Food for Health Ireland receives €21.6m funding boost

27 Nov 2019

Image: © bit24/

With €21.6m in new funding, Food for Health Ireland aims to meet the growing consumer demand for health-enhancing ingredients.

Today (27 November), an Irish research centre that aims to improve global health through innovation in functional food announced that it will receive a €21.6m funding boost.

Food for Health Ireland, which is based in University College Dublin (UCD), has secured €7.2m in funding over five years from Enterprise Ireland. This funding will be matched by €7.2m from Irish industry partners and another €7.2m from competitive sources.

The aim of the centre’s research is to make Ireland a global leader in the €250bn market for functional food, and to meet growing consumer demands for health-enhancing ingredients, which are increasingly desired in food rather than pills or supplements.

Food for Health Ireland has spent more than a decade building an innovation ecosystem that aims to bring together leaders in food and health research, industry, policy, marketing and investment, with a particular focus on the dairy industry. Its core industry members include names such as Carbery, Dairygold, Glanbia and Kerry Group.

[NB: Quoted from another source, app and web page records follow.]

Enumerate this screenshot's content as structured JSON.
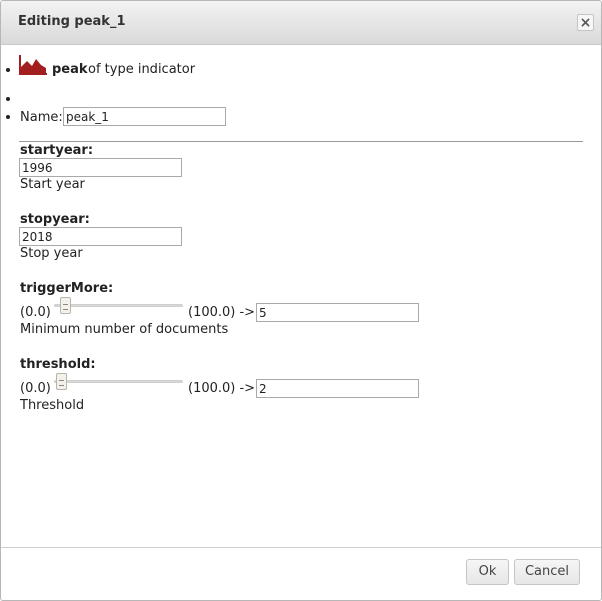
{
  "dialog": {
    "title": "Editing peak_1",
    "close_icon": "close-icon"
  },
  "header": {
    "icon": "area-chart-icon",
    "icon_color": "#a31f1f",
    "name": "peak",
    "type_text": "of type indicator"
  },
  "name_field": {
    "label": "Name:",
    "value": "peak_1"
  },
  "params": {
    "startyear": {
      "title": "startyear:",
      "value": "1996",
      "desc": "Start year"
    },
    "stopyear": {
      "title": "stopyear:",
      "value": "2018",
      "desc": "Stop year"
    },
    "triggerMore": {
      "title": "triggerMore:",
      "min_label": "(0.0)",
      "max_label": "(100.0) ->",
      "value": "5",
      "level": 0.05,
      "desc": "Minimum number of documents"
    },
    "threshold": {
      "title": "threshold:",
      "min_label": "(0.0)",
      "max_label": "(100.0) ->",
      "value": "2",
      "level": 0.02,
      "desc": "Threshold"
    }
  },
  "buttons": {
    "ok": "Ok",
    "cancel": "Cancel"
  }
}
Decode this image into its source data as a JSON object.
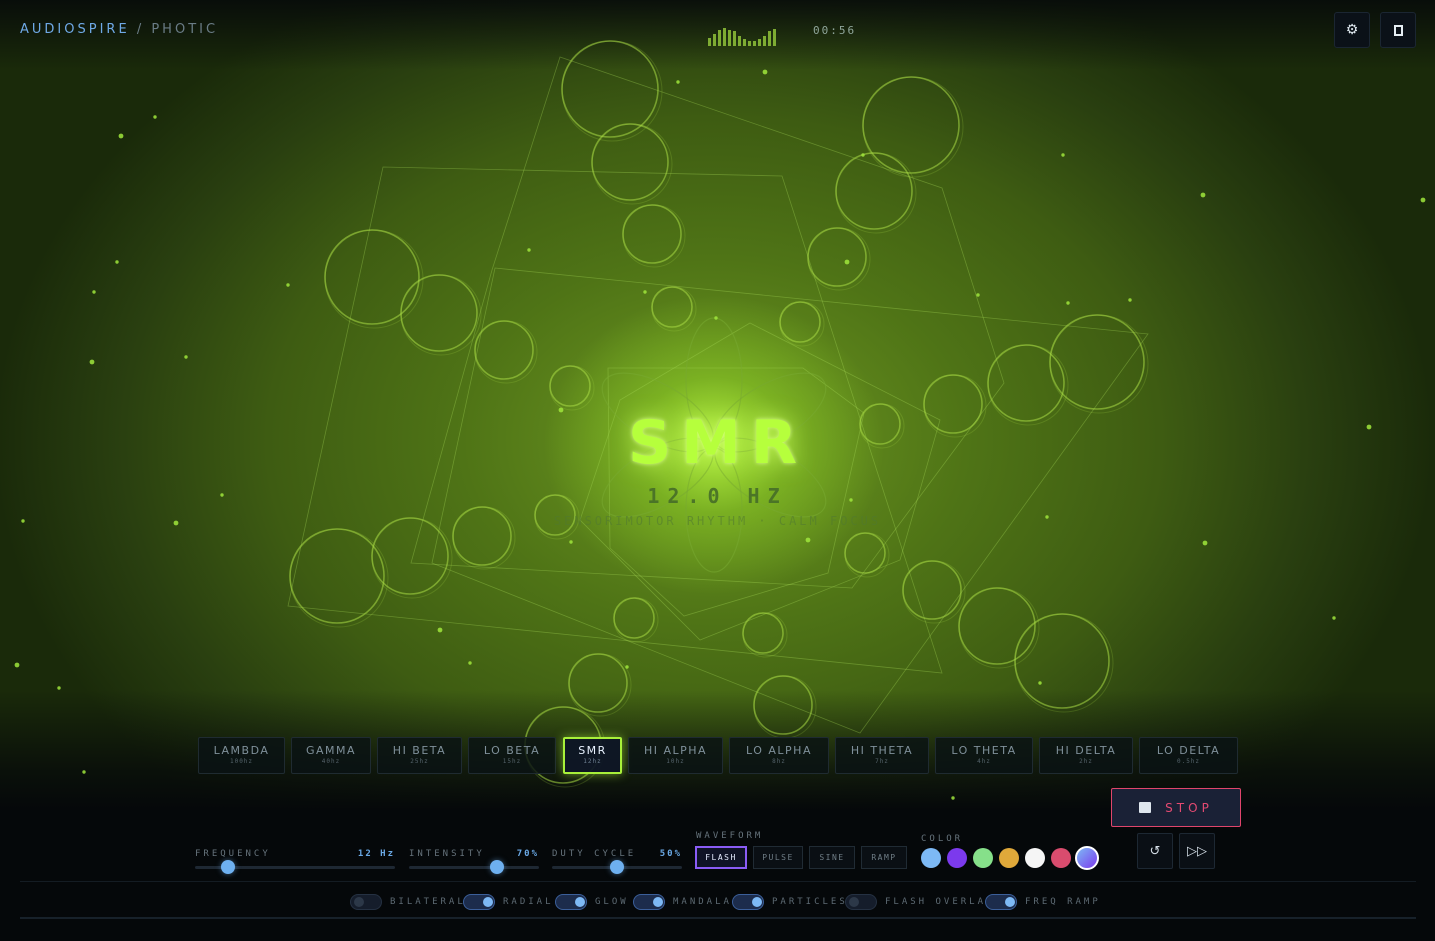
{
  "header": {
    "brand": "AUDIOSPIRE",
    "separator": "/",
    "mode": "PHOTIC",
    "clock": "00:56",
    "meter_levels": [
      0.35,
      0.55,
      0.75,
      0.9,
      0.8,
      0.7,
      0.45,
      0.3,
      0.15,
      0.15,
      0.25,
      0.45,
      0.7,
      0.85
    ],
    "settings_icon": "gear-icon",
    "fullscreen_icon": "fullscreen-icon"
  },
  "display": {
    "title": "SMR",
    "frequency": "12.0 HZ",
    "subtitle": "SENSORIMOTOR RHYTHM · CALM FOCUS",
    "accent_color": "#b6ff3c"
  },
  "bands": [
    {
      "name": "LAMBDA",
      "hz": "100hz"
    },
    {
      "name": "GAMMA",
      "hz": "40hz"
    },
    {
      "name": "HI BETA",
      "hz": "25hz"
    },
    {
      "name": "LO BETA",
      "hz": "15hz"
    },
    {
      "name": "SMR",
      "hz": "12hz"
    },
    {
      "name": "HI ALPHA",
      "hz": "10hz"
    },
    {
      "name": "LO ALPHA",
      "hz": "8hz"
    },
    {
      "name": "HI THETA",
      "hz": "7hz"
    },
    {
      "name": "LO THETA",
      "hz": "4hz"
    },
    {
      "name": "HI DELTA",
      "hz": "2hz"
    },
    {
      "name": "LO DELTA",
      "hz": "0.5hz"
    }
  ],
  "active_band": "SMR",
  "transport": {
    "stop_label": "STOP",
    "stop_icon": "stop-icon",
    "reset_icon": "reset-icon",
    "skip_icon": "skip-icon",
    "reset_glyph": "↺",
    "skip_glyph": "▷▷"
  },
  "controls": {
    "frequency": {
      "label": "FREQUENCY",
      "value": "12 Hz",
      "level": 0.14
    },
    "intensity": {
      "label": "INTENSITY",
      "value": "70%",
      "level": 0.7
    },
    "duty_cycle": {
      "label": "DUTY CYCLE",
      "value": "50%",
      "level": 0.5
    }
  },
  "waveform": {
    "label": "WAVEFORM",
    "options": [
      "FLASH",
      "PULSE",
      "SINE",
      "RAMP"
    ],
    "selected": "FLASH"
  },
  "color": {
    "label": "COLOR",
    "swatches": [
      "#7db9f5",
      "#7c3aed",
      "#86e08a",
      "#e0a93a",
      "#f5f5f5",
      "#d94c6e",
      "#6a7cf6"
    ],
    "selected_index": 6
  },
  "toggles": [
    {
      "label": "BILATERAL",
      "on": false
    },
    {
      "label": "RADIAL",
      "on": true
    },
    {
      "label": "GLOW",
      "on": true
    },
    {
      "label": "MANDALA",
      "on": true
    },
    {
      "label": "PARTICLES",
      "on": true
    },
    {
      "label": "FLASH OVERLAY",
      "on": false
    },
    {
      "label": "FREQ RAMP",
      "on": true
    }
  ]
}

Dr Nessa Noronha, director of Food for Health Ireland, said that it has developed a “world-class model for collaboration”, which it is now expanding to include start-ups, SMEs and other international players in the food and drink sector.

Three women stand on a staircase holding a sign that reads 'Food for Health Ireland'.

From left: Dr Nessa Noronha of Food for Health Ireland, Minister Heather Humphreys, and Alexa Toomey of Enterprise Ireland. Image: Iain White, Fennell Photography

‘Ingenuity and innovation’

“The great success of the Irish food sector in recent decades can be attributed to a number of factors, but chief among them is the ingenuity and innovative capacity of Irish food companies,” said Alexa Toomey, manager of dairy, beverages and FDI at Enterprise Ireland.

“We are delighted to support the continued work of Food for Health Ireland, with a renewed focus on expanding the network and commercialising its research outputs. Through programmes like this we can ensure that Ireland is recognised as a global leader in functional food innovation.”

Heather Humphreys, Minister for Business, Enterprise and Innovation, added that the Government “recognises the importance of innovation” for the agri-food sector. “Enterprise Ireland’s continued support of Food for Health Ireland, through investment in research and innovation capability, will help to build competitive advantage in the food sector,” she said.

While the centre is based in UCD, Food for Health Ireland works with researchers from other Irish universities, including Dublin City University, University of Limerick, Trinity College Dublin and University College Cork, as well as Teagasc.

Updated, 2.20pm, 27 November 2019: This article was updated to clarify that Food for Health Ireland will be receiving fresh funding, not opening a new centre, and to include comments from today’s event.

Kelly Earley was a journalist with Silicon Republic